Although data collection has improved in many countries, cross-nationally comparable data sets either do not exist for large sets of countries, or they permit only restricted analyses of poverty dynamics across longer time periods, which make updating cross-country analyses of poverty persistence a challenge. For example, the cross-nationally comparable European Community Household Panel, used in several studies [1], [5], [8], [13], has been replaced by the European Union Statistics on Income and Living Conditions, which features only a four-year rotating panel structure, thus severely restricting the possibility of analyzing longer-term poverty dynamics [10]. Nonetheless, considering that the evidence on poverty persistence and poverty dynamics shows so many common patterns across different time periods, countries, and institutional regimes, it seems unlikely that using newer data will completely alter the findings.

Summary and policy advice

The evidence on the persistence and dynamics of poverty suggests that only some of the currently poor are persistently poor. The share of the persistently poor tends to be higher in countries where the rate of current poverty is high. Several factors have been found to be related to a higher risk of persistent poverty. One is the enduring observed and unobserved personal characteristics that make some individuals more poverty-prone. Another is the poverty trap: being poor in one period may increase the risk of remaining poor in subsequent periods because of incentive problems or because experiencing poverty leads to demoralization, stigmatization, habituation, or depreciation of human capital.

Evidence suggests that the characteristics most closely associated with persistent poverty are unemployment, retirement, and unfavorable household structure. Working in the opposite direction to shield people from persistent poverty in many countries is a high level of education.

Several factors have been found to be related to poverty entry and exit: changes in household structure, substantial increases or decreases in labor income or government transfers, and, to a lesser extent, changes in the number of workers in the household. However, a considerable share of cycling into and out of poverty cannot be accounted for by these factors, either because more than one type of event is associated with the poverty transition or because the transition is not associated with the observation of a substantive event.

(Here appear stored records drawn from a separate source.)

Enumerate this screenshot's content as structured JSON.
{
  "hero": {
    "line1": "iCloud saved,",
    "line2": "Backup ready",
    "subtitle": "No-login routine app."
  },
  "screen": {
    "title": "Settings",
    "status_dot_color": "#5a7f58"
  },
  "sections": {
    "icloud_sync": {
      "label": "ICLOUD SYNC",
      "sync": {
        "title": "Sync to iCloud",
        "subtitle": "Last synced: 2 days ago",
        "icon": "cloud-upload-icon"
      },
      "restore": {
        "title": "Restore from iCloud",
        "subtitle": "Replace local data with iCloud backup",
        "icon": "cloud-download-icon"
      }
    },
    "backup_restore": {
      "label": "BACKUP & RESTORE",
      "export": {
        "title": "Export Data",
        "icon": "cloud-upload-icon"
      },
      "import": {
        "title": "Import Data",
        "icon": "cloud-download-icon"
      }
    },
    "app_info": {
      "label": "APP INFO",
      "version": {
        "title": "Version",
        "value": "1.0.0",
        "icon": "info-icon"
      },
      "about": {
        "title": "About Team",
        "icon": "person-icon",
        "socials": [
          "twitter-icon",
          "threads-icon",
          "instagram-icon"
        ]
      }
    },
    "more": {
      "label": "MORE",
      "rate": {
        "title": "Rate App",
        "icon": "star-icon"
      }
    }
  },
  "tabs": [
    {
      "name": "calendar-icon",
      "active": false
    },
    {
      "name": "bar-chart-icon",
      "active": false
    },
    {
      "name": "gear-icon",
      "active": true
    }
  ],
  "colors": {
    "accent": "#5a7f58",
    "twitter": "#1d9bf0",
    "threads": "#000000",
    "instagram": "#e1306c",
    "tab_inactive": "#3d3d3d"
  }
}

From a broader policy perspective, these findings suggest that economic policies aiming at promoting education, employment, and attachment to work will be most effective in reducing the risks of persistent poverty. Risks that are related to family structures may be more difficult to influence, but policies strengthening family stability or facilitating the balance of commitments to home and work (such as childcare subsidies) can reduce the risk of persistent poverty. The finding that pensioners, whose income sources are largely fixed, are generally overrepresented among people who are persistently poor makes a case for policies to improve the welfare of this group. Because some older people may have accumulated considerable wealth that can be income-producing, such old-age policies should be means-tested.

The evidence that being poor in one period causes an increase in the risk of being poor in future periods suggests that preventing people from becoming poor in the first place will also help to reduce persistent poverty.

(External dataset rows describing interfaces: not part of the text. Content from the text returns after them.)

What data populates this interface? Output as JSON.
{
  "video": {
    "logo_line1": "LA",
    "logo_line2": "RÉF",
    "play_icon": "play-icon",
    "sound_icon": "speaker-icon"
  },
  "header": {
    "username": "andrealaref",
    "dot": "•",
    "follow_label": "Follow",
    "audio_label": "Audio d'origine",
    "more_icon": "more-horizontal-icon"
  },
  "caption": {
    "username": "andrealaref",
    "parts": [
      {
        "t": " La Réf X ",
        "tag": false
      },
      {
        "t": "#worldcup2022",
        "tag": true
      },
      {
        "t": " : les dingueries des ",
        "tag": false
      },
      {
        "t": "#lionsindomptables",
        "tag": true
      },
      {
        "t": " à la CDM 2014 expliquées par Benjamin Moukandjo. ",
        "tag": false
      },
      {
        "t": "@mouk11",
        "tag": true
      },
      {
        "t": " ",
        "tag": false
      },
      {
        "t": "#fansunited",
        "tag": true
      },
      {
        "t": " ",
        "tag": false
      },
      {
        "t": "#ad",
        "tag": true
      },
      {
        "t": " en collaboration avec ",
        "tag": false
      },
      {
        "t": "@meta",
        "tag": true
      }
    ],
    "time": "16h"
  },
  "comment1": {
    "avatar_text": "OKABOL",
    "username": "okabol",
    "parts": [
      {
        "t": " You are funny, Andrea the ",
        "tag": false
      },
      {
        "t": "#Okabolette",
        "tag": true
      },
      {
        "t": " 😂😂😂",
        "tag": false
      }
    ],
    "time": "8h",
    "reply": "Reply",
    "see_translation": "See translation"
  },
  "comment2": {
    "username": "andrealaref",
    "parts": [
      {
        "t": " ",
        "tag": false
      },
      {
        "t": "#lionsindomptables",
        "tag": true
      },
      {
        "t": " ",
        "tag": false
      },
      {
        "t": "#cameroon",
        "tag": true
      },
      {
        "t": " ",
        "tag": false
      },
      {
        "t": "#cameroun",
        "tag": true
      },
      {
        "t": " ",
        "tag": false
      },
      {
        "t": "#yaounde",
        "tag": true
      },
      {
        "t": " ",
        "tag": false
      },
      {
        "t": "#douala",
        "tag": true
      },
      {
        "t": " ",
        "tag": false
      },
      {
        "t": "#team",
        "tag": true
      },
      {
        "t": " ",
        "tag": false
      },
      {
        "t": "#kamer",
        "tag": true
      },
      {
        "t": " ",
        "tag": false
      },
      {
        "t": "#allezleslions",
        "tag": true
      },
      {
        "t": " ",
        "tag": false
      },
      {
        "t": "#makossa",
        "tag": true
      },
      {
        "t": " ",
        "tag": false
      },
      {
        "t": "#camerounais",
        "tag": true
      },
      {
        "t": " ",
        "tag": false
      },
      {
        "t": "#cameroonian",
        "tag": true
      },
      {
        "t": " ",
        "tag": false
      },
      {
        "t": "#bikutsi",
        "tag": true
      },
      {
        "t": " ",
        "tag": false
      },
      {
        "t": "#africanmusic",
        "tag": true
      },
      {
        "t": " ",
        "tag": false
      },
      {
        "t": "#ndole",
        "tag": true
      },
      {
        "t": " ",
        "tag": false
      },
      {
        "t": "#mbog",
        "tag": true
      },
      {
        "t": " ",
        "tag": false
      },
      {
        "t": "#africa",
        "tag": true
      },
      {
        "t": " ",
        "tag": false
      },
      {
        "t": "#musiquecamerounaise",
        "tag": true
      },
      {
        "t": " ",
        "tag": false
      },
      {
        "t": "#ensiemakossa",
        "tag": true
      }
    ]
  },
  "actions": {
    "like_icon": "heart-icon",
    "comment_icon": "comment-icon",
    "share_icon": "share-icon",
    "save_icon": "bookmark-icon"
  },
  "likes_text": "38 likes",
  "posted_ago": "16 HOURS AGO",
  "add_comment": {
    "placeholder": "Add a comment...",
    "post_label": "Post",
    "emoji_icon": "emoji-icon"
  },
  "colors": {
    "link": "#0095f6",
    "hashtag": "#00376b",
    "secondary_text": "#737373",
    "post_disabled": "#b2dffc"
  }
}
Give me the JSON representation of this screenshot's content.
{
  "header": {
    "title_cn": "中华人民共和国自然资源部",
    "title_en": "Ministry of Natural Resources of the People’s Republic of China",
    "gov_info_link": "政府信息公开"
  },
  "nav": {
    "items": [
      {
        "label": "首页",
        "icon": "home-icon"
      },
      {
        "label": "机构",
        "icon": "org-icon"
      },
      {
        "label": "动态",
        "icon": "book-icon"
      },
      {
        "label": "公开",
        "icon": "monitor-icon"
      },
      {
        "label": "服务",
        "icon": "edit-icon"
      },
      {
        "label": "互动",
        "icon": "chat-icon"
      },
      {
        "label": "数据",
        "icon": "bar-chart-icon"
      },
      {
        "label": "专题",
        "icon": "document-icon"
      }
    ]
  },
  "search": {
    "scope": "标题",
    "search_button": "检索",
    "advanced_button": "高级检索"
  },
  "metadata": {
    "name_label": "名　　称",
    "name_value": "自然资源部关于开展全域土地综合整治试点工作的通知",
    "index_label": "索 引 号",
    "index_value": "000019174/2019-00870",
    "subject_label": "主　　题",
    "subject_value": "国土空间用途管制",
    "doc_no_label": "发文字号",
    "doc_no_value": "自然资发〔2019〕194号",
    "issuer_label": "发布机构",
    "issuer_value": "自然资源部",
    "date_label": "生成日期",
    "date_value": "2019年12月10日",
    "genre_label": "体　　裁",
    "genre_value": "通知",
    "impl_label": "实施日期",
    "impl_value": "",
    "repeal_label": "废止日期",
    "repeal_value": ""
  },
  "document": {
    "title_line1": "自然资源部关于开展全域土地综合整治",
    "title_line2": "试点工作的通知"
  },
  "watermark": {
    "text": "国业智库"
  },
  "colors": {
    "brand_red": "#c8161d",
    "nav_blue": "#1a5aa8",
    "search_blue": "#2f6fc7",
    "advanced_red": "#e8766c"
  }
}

Finally, the evidence suggests that European social welfare states are more successful in lowering the number of the persistently poor than are Canada and the US, where labor market success and employment status more strongly affect the relationship between current and persistent poverty.

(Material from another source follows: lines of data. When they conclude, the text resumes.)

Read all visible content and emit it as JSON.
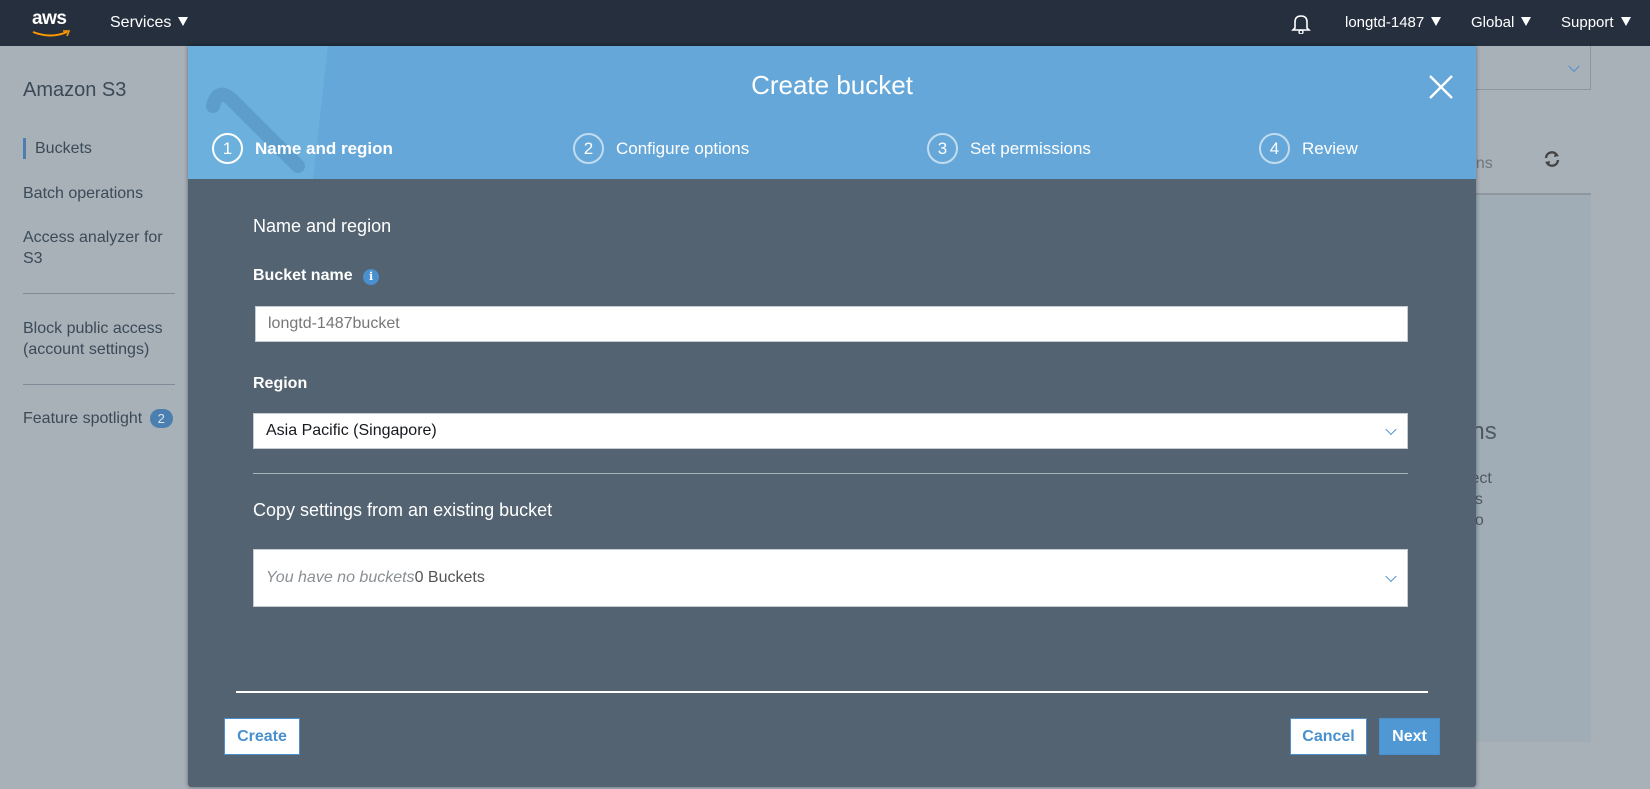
{
  "topbar": {
    "logo": "aws",
    "services": "Services",
    "account": "longtd-1487",
    "region": "Global",
    "support": "Support"
  },
  "sidebar": {
    "title": "Amazon S3",
    "items": [
      {
        "label": "Buckets"
      },
      {
        "label": "Batch operations"
      },
      {
        "label": "Access analyzer for S3"
      },
      {
        "label": "Block public access (account settings)"
      },
      {
        "label": "Feature spotlight",
        "badge": "2"
      }
    ]
  },
  "background": {
    "tab_fragment": "ons",
    "heading_fragment": "ons",
    "text_lines": [
      "bject",
      "ess",
      "s to"
    ]
  },
  "modal": {
    "title": "Create bucket",
    "steps": [
      {
        "num": "1",
        "label": "Name and region"
      },
      {
        "num": "2",
        "label": "Configure options"
      },
      {
        "num": "3",
        "label": "Set permissions"
      },
      {
        "num": "4",
        "label": "Review"
      }
    ],
    "section_title": "Name and region",
    "bucket_name_label": "Bucket name",
    "bucket_name_value": "longtd-1487bucket",
    "region_label": "Region",
    "region_value": "Asia Pacific (Singapore)",
    "copy_title": "Copy settings from an existing bucket",
    "copy_placeholder": "You have no buckets",
    "copy_count": "0 Buckets",
    "create": "Create",
    "cancel": "Cancel",
    "next": "Next"
  },
  "colors": {
    "header": "#65a7d8",
    "body": "#536371",
    "accent": "#4a90cf",
    "topbar": "#252f3e"
  }
}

Acknowledgments

The author thanks an anonymous referee and the IZA World of Labor editors for many helpful suggestions on earlier drafts.

Competing interests

The IZA World of Labor project is committed to the IZA Guiding Principles of Research Integrity. The author declares to have observed these principles.

© Martin Biewen